reduction optimization #1 Not agree with performances explanation


I read again the well known parallel reduction example, especially its 7 optimizations given in “High performance Computing with CUDA”

For remembering, the original code is:

extern __shared__ int sdata[];


unsigned int tid = threadIdx.x;

unsigned int i = blockIdx.x*blockDim.x + threadIdx.x;

sdata[tid] = g_idata[i];


// do reduction in shared mem

for(unsigned int s=1; s < blockDim.x; s *= 2) {

  if (tid % (2*s) == 0) {

     sdata[tid] += sdata[tid + s];




and the first optimization proposes to remove the divergence due to the conditionnal instruction

if (tid % (2*s) == 0)

. The new loop is:

for (unsigned int s=1; s < blockDim.x; s *= 2) {

  int index = 2 * s * tid;

  if (index < blockDim.x) {

    sdata[index] += sdata[index + s];




with a speedup of 2.33x. BUT, in my view, divergent branching are the same, and the result could be the consequence of removing the costly operation %

About branch diverging, it should happen only when two different execution paths appear. But without “else” instruction after an “if”, I thougth there could’nt have divergence…

As I am a newbie, I suppose I am wrong :blarg: . So please push me in the right way

Again, I finally answer myself

The solution increases performance, not by removing divergent branchs, but by removing INTERLEAVED divergent branchs.

Hope it will be hepfull for other newbizzz


I think “divergence” means that “divergence within warp”. Divergence between warps will not decrease performance.


If you understand, would you be so kind as to explain to me?

I don’t understand either why the 2nd loop is faster than the first one, besides that it doesn’t use the expensive modulo operator…

I mean, the for loop is executed the same number of times, and the accumulation is performed the same number of times, so how can it be faster?

I just got back from vacation, my brain hasn’t rebooted completely yet :)

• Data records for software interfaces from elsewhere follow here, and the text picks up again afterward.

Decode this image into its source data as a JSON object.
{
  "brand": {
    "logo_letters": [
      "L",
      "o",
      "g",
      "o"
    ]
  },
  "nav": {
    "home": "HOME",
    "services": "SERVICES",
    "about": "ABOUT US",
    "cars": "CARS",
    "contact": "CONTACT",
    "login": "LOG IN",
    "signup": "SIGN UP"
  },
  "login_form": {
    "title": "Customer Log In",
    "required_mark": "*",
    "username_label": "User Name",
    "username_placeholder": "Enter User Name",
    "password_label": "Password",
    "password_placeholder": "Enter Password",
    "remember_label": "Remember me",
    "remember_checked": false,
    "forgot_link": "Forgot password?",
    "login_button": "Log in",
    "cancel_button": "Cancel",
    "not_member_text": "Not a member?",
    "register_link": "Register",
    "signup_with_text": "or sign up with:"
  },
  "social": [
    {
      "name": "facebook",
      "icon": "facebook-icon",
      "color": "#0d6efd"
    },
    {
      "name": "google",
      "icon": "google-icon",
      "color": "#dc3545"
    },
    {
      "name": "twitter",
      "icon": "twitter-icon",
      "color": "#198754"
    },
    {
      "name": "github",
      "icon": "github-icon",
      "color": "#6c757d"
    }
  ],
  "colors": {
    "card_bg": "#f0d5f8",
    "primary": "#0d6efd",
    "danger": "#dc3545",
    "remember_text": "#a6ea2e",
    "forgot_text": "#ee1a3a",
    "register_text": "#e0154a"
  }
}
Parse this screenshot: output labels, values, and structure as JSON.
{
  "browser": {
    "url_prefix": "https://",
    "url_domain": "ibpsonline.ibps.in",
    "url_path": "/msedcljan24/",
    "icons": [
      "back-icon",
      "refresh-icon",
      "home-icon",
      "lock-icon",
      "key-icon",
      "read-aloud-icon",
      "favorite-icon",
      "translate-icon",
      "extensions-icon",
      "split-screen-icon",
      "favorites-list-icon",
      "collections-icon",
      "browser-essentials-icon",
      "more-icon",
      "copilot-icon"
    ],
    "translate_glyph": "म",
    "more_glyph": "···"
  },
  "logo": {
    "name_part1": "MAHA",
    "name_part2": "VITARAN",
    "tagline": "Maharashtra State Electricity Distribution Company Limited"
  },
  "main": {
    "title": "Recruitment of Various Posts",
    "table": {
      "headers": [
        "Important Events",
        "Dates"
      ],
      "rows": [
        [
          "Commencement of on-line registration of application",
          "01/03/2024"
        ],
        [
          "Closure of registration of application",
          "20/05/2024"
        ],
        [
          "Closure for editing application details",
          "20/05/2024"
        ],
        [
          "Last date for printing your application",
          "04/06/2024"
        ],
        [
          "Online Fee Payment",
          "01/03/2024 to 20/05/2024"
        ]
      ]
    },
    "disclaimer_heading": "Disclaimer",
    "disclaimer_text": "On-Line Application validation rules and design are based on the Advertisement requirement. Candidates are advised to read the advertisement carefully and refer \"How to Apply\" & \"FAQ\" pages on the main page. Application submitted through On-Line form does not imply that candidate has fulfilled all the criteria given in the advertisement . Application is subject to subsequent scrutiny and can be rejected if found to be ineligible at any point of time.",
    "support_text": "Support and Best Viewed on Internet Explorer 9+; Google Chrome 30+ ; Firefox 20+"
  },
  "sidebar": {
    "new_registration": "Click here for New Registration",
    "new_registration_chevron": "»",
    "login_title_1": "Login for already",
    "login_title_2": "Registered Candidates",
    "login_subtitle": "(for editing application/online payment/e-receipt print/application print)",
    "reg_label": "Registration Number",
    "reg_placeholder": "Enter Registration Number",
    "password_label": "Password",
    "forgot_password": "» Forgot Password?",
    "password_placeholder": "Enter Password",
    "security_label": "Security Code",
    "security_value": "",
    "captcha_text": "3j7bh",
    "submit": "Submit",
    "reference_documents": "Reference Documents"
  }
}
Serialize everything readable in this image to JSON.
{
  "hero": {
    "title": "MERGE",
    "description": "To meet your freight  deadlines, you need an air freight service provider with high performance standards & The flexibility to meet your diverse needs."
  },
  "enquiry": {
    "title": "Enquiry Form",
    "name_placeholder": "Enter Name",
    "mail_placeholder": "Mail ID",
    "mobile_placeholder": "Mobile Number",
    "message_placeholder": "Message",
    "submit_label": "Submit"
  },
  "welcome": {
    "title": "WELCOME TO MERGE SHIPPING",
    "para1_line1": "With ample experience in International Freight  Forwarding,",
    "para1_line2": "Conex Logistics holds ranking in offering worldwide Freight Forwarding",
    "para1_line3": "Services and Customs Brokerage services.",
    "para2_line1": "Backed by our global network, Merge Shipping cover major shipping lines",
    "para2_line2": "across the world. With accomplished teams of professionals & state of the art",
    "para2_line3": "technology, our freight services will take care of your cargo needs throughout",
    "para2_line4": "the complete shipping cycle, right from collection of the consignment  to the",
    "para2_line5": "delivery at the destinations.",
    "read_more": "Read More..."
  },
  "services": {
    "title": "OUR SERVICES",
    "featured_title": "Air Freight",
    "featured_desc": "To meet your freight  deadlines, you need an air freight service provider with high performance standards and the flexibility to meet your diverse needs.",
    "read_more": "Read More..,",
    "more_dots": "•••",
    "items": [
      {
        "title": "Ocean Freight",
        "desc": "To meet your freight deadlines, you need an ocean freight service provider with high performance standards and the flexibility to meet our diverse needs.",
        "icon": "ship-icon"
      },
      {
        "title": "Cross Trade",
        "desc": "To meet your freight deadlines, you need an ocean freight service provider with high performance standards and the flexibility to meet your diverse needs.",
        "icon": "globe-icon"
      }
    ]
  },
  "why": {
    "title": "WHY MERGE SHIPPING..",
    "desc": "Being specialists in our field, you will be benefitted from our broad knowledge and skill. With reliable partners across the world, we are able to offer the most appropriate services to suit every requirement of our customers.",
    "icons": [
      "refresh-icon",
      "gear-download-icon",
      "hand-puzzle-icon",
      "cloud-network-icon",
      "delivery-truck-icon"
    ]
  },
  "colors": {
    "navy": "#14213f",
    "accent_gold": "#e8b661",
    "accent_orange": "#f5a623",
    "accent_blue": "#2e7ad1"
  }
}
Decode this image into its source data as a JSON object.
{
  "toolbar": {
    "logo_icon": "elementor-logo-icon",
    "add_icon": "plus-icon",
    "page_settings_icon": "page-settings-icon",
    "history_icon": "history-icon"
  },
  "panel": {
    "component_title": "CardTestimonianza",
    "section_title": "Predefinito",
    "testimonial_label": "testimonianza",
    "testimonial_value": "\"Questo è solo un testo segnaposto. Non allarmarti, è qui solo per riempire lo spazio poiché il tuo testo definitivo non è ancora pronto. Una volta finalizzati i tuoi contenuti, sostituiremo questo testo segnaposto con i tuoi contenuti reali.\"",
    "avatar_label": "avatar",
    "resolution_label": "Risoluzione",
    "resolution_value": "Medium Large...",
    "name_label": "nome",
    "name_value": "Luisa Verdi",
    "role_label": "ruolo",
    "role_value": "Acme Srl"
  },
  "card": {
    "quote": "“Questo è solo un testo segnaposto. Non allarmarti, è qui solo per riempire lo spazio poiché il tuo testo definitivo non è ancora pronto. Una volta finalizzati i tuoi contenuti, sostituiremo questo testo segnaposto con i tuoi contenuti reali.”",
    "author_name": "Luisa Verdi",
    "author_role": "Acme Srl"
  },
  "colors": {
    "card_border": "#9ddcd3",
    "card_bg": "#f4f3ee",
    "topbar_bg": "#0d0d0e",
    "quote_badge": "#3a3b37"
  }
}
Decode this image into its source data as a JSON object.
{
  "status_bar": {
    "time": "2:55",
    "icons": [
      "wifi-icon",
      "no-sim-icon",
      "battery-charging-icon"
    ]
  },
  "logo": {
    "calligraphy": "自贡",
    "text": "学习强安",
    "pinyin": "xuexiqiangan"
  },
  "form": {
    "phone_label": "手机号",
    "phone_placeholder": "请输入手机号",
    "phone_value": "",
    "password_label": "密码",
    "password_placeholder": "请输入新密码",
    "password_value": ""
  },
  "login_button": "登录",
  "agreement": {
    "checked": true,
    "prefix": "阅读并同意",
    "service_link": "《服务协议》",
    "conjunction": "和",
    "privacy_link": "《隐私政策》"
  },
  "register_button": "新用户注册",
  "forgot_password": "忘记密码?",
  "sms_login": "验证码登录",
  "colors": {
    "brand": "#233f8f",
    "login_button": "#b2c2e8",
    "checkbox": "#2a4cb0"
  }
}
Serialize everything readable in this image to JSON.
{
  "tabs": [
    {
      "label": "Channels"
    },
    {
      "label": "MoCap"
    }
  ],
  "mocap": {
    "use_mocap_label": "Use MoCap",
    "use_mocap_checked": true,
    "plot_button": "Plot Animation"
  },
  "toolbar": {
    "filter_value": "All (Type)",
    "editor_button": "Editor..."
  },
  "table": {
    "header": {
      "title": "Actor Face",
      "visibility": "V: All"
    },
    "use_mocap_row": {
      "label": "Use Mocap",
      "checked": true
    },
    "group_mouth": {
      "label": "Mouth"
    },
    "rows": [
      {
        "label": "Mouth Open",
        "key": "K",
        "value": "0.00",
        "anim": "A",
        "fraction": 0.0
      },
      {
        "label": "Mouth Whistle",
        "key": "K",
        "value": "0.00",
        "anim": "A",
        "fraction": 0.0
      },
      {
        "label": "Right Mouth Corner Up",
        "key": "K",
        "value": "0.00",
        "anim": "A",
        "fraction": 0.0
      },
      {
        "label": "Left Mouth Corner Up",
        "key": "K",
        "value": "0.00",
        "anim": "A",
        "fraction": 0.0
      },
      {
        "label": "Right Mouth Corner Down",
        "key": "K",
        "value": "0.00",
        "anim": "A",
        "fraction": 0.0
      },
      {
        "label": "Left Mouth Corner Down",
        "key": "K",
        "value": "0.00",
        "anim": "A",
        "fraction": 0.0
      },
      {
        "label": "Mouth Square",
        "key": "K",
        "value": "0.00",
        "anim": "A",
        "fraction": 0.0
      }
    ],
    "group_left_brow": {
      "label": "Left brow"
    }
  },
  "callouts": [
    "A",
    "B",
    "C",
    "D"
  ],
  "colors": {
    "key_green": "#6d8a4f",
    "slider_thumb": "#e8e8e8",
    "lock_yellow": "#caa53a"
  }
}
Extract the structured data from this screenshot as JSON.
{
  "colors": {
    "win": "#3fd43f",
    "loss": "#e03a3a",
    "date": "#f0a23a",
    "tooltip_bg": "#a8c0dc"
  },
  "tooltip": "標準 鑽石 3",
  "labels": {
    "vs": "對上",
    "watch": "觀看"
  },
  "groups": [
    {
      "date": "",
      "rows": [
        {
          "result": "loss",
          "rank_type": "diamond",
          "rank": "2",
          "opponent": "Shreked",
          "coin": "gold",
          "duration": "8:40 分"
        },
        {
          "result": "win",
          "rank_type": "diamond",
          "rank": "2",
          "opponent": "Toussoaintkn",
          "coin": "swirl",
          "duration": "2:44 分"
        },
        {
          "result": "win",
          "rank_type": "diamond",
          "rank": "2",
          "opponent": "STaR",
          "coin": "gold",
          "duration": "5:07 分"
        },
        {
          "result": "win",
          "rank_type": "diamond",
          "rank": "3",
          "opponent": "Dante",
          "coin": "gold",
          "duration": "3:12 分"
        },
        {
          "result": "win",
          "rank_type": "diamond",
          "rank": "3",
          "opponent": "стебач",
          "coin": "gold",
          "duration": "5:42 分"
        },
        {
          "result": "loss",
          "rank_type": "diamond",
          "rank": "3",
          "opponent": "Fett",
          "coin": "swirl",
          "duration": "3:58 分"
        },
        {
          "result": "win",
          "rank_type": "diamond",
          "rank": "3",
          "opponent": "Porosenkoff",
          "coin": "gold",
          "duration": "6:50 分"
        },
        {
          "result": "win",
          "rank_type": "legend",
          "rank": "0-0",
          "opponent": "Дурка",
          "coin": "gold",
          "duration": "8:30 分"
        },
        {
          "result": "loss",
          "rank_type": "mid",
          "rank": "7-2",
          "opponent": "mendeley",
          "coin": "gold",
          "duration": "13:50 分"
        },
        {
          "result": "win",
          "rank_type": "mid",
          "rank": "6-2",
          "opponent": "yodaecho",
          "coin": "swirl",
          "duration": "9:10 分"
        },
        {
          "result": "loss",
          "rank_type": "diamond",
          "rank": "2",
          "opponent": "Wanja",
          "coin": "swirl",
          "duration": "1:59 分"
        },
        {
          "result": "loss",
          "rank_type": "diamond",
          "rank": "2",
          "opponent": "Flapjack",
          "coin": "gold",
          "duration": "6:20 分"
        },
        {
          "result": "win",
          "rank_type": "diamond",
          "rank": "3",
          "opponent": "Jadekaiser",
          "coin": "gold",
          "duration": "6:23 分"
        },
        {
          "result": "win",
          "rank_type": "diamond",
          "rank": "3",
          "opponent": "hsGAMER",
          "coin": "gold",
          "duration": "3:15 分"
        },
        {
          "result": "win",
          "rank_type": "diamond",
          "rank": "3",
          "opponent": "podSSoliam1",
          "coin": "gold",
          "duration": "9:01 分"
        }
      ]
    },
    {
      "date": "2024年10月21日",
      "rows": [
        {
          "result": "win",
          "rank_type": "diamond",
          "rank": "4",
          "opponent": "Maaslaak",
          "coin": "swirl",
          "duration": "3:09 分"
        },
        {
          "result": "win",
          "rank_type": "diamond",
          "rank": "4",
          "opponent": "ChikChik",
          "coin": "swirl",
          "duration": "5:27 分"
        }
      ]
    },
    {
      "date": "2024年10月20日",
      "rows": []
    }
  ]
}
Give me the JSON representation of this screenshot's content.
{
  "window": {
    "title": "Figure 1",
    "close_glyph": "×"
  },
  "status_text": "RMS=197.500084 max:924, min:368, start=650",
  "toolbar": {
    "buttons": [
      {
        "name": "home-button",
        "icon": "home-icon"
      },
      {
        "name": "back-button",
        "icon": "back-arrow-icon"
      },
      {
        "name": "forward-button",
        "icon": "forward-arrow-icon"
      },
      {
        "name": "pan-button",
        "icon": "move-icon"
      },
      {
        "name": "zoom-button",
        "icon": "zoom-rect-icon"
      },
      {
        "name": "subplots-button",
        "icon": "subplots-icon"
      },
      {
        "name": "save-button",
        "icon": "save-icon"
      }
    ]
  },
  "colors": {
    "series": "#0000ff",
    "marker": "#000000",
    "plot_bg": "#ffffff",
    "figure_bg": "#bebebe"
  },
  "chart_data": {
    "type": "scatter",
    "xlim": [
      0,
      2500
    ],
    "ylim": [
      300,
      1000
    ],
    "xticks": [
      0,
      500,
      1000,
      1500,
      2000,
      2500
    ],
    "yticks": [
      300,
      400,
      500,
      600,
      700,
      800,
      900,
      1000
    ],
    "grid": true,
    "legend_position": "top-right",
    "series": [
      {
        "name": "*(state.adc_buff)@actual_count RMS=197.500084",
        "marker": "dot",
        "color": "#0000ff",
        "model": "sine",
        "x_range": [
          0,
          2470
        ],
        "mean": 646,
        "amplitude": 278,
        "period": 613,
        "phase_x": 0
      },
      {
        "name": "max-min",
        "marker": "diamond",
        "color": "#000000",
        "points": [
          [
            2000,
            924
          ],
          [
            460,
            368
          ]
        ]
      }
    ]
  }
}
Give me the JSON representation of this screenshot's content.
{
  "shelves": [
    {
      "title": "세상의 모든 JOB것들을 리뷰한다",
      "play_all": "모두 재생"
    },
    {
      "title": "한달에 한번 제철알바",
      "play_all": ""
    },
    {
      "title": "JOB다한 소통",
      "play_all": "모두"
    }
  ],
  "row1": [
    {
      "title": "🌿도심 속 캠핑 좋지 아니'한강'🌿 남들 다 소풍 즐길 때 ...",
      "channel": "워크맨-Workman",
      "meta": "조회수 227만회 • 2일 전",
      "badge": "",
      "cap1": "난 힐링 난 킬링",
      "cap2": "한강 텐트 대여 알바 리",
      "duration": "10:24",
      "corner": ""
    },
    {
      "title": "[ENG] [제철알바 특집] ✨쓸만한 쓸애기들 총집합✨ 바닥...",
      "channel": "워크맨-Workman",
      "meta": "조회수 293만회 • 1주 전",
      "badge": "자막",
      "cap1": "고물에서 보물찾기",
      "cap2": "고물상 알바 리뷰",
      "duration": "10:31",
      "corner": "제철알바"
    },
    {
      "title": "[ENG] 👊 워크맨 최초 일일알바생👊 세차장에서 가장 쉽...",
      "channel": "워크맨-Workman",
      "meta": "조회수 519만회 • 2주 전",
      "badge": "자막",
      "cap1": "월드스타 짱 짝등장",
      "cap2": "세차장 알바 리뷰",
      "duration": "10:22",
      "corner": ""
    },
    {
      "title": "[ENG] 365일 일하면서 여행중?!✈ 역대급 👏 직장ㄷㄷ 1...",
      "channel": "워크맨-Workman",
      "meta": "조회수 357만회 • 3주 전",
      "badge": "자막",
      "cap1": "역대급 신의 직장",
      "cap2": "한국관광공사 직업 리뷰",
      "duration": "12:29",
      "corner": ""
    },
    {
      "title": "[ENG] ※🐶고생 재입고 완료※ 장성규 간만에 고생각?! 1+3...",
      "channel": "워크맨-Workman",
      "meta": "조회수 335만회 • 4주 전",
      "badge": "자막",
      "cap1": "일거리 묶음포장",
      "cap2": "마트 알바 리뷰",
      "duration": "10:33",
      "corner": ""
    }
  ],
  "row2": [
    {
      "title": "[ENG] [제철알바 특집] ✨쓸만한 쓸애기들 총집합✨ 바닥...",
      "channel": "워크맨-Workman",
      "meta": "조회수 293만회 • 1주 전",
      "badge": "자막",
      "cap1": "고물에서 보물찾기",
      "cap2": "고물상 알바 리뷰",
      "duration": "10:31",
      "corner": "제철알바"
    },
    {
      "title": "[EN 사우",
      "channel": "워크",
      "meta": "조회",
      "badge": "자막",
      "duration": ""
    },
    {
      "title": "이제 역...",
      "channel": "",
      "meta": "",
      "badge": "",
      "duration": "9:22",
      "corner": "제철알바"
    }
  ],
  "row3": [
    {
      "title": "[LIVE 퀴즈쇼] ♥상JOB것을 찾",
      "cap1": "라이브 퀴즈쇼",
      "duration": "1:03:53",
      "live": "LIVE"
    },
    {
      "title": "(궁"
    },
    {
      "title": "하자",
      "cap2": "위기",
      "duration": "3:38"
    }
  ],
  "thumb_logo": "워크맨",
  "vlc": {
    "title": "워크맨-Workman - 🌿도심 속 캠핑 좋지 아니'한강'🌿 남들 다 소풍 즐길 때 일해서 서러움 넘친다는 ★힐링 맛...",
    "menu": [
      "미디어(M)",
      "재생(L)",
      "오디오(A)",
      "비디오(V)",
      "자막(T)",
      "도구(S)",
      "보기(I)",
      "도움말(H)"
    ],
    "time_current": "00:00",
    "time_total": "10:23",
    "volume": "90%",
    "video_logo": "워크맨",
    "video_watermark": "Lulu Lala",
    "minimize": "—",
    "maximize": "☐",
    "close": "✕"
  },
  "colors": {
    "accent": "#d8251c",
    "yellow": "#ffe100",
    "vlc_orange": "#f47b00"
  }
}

For the 1st loop, on the 1st pass the threads #0, 2, 4, 6, 8, 10, 12 and 14 will accumulate. On the 2nd pass the threads #0, 4, 8 and 12 accumulate. And so on.

For the 2nd loop, on the 1st pass the threads #0 to 7 accumulate. On the 2nd pass, threads #0 to 3 accumulate, and so on.

Why would the 1st loop be that faster?…tion_Harris.pdf

Because of the conditionnal instruction “if”, there are divergent branchs in the process.

The key point is, in the second loop, threads are ordered assuming their answer to the instruction “if”. That is, there is no divergence into blocks (in fact, there can be one block with some divergences, but only one).


I still don’t get it. :wacko:

I understand that in the 2nd loop, all threads where the if() is evaluated to TRUE are grouped together at the beginning (first thread IDs). Still, all threads belong to the same warp (in Mark Harris’ example he has 16 threads, which is smaller than the warp size of 32). So there should still be divergence within a warp.

Loop 1, 1st pass:

1 0 1 0 1 0 1 0 1 0 1 0 1 0 1 0

Loop 2: 1st pass:

1 1 1 1 1 1 1 1 0 0 0 0 0 0 0 0

What do you call a block? Which block would show divergence?

Is my fault, it is no question of block here… sorry :argh:

In the first case, all warps (sorry for my mistake, here we focus on only one block of course) show some divergences, so have to be serialized to manage them.
In opposite, in the seconde loop only one warp maximum could contain, both, threads evaluated TRUE and threads evaluated FALSE. In consequence, only this warp should be serialized.

The goal is to reduce as well as possible the number of divergence in your warps.


I’m trying to undestand the paper about parallel reduction. Why does, in the kernel 2, after first optimization, we have shared memory bank conflicts? Why is sequential addressing conflict free?

Please, help me.